The major failure, though, had to do with the discontinuation of the Shad color.  The Shad colored bait was by far better than the Silver Foil that replaced it.  This created a run on the bait when it was learned they would no longer be available.

The difference in the colors was the plain silver sides with the orange belly stripe.  For some reason, the fish of the west preferred that color over the foil.  When the bait went from the belly stripe to the red throat, that was an east fix with some orange paint.  That wasn’t an option when they went to the silver foil.

So, in order to accommodate anglers, we’d send off cases of Chartreuse baits and get them painted into the Shad color.  For $1.50 more than list, you could have a custom painted Fat Rap.

Ad from the 1980 Bass Pro Shops Catalog featuring the Rapala Fat Rap.
Ad from the 1982 Bass Pro Shops Catalog featuring the Rapala Fat Rap.

Enough on talking about the colors, let’s move into the action of the baits and how deep they ran.  The FR5, the smaller of the two, with 8-pound test, would run about 6- to 8-feet deep depending on how long the cast was.  On the other hand, the FR7 would hit 10 feet on a good cast with 8-pound line.  Move up to 10-pound and it might hit 9-feet.

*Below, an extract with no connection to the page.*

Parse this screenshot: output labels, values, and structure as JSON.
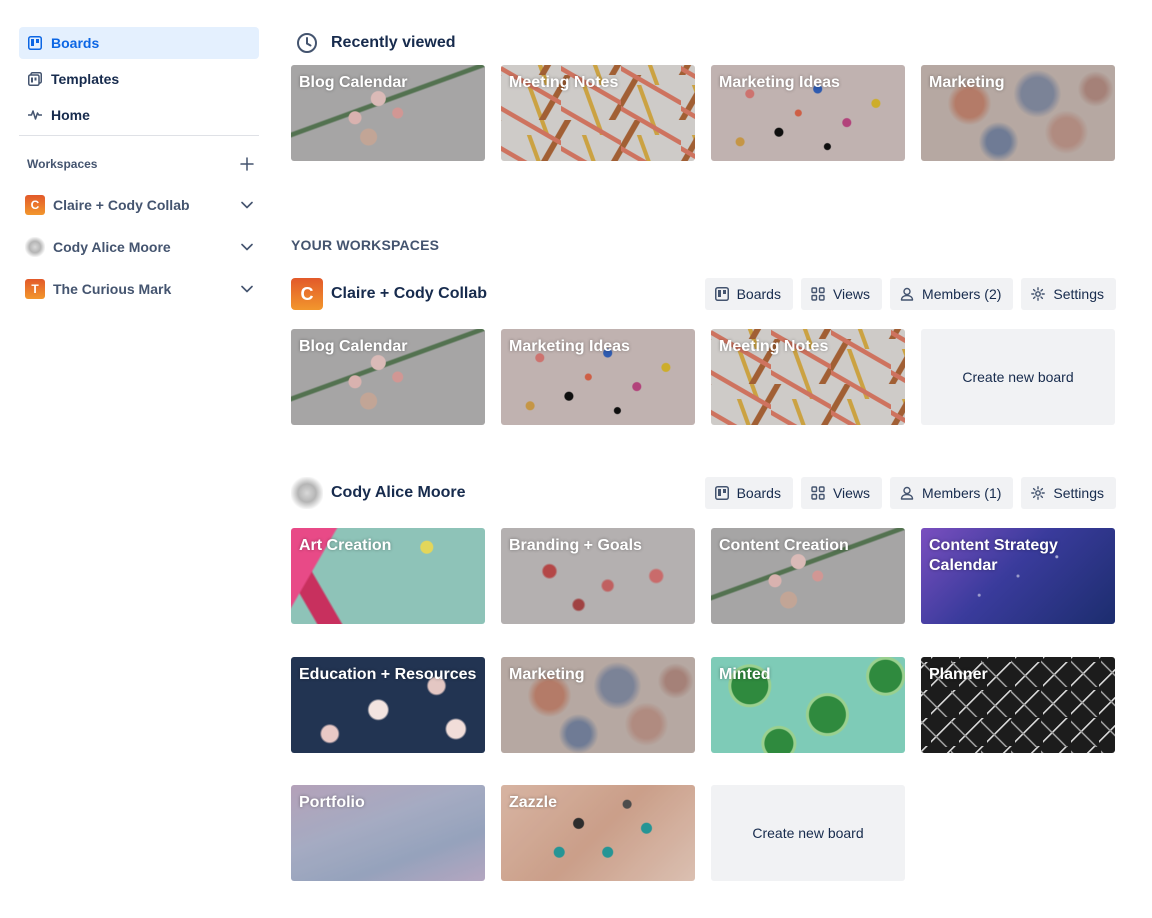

The action of both baits was unique in that neither provided vibration like a DB-series Bagley or Norman Deep Little N.  There seemed to be little resistance coming through the water, but you could see the bait had the standard wobbling action of a crankbait.  In my eyes this was what attracted fish to the Fat Rap, especially in clear water.  It wasn’t in your face.

I hate to think of how many big fish were caught on this bait as well as how many tournaments were won.  The Shad color became the summer crankbait for Castaic when the shad were thick, or if the wind or skiers had kicked up mudlines you switched over to the crawdad.  Chartreuse was the go-to at Casitas in the late winter and early spring.

The sad deal is the bait was discontinued around 2005.  Recently we posted a piece about the Shad Rap where I’d said that the bait was out of circulation.  Well, a reader emailed me and informed me that the Fat Rap was back in production, but only in the FR5 size.  They only offer it in four colors with the only original color being Silver Foil.

Now that the bait has been reintroduced, I wonder if anyone is buying them.  If not, they’ll be relegated to the bargain bin and taken off the list of SKUs.  I hope that doesn’t happen and some of the new anglers give the bait shot.  There’s been nothing like it since and believe me, it catches fish.